It is not clear how many LTTE cadres who surrendered have disappeared today. The LLRC report says that it is only 53, but in reality whether it is more or less than this figure, the fact remains that many people disappeared during the time of the war. And they still keep disappearing. And every time someone disappears, somewhere, in some corner of this country, someone cries and waits for the return of that person who forgot to bid goodbye.

  • Cynthia de Alwis

    Anyone reading these reports can imagine the despair
    and suffering of those looking for their disappeared
    loved ones.As a first step the Government should publish
    the names of those LTTE suspects detained and in custody.

    This will give some relief to at least the families
    of those who are alive and will narrow down the search for
    the others still missing.

  • justitia

    During 1989/90, 48 schoolchildren were taken into custody by the army at Embilipitiya and subsequently ‘disappeared’. There are reports (Wikipedia) that their bodies are in a mass grave at Suriyakande. Until now, there has been no explanation by the army.
    There will not be any explanation either, about the ‘disappearance’ of LTTE cadres who surrendered to the army at the end of the war in 2009.
    Many persons who wished to make statements before the LLRC about surrendees were chased away, and the commission also did not reserve time to hear many others in colombo,jaffna & batticaloa.
    There are rumours about secret detention camps. There have been no clear statements about the number of LTTE cadres being held.
    A database giving particulars about detainees, promised to the TNA,by the government,is unavailable.

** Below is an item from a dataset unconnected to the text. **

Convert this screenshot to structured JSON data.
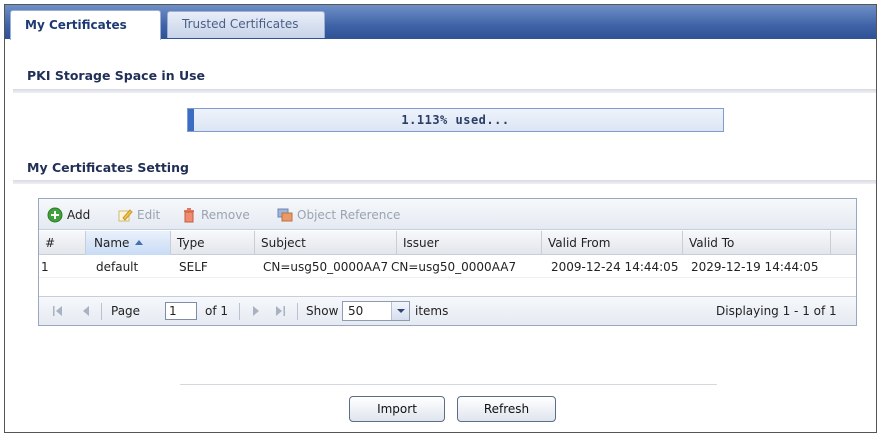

  • http://srilankalandoftheblind.blogspot.com/ PresiDunce Bean

    @justitia
    Though what happened in 1989/90 has been swept under the carpet what happened to the Tamils will not be easily forgotten. It is going to take time for justice to be done, but it will be done. It was heartening to see Charles Taylor the former Liberian dictator being found guilty of aiding and abetting war crimes in Sierra Leone at the Hague tribunal recently.
    The magnitude of the crimes committed by SL armed forces on the orders of the Rajapaksas’ are far more heinous compared to what happened in Liberia. The evidence is mounting and the clock is ticking.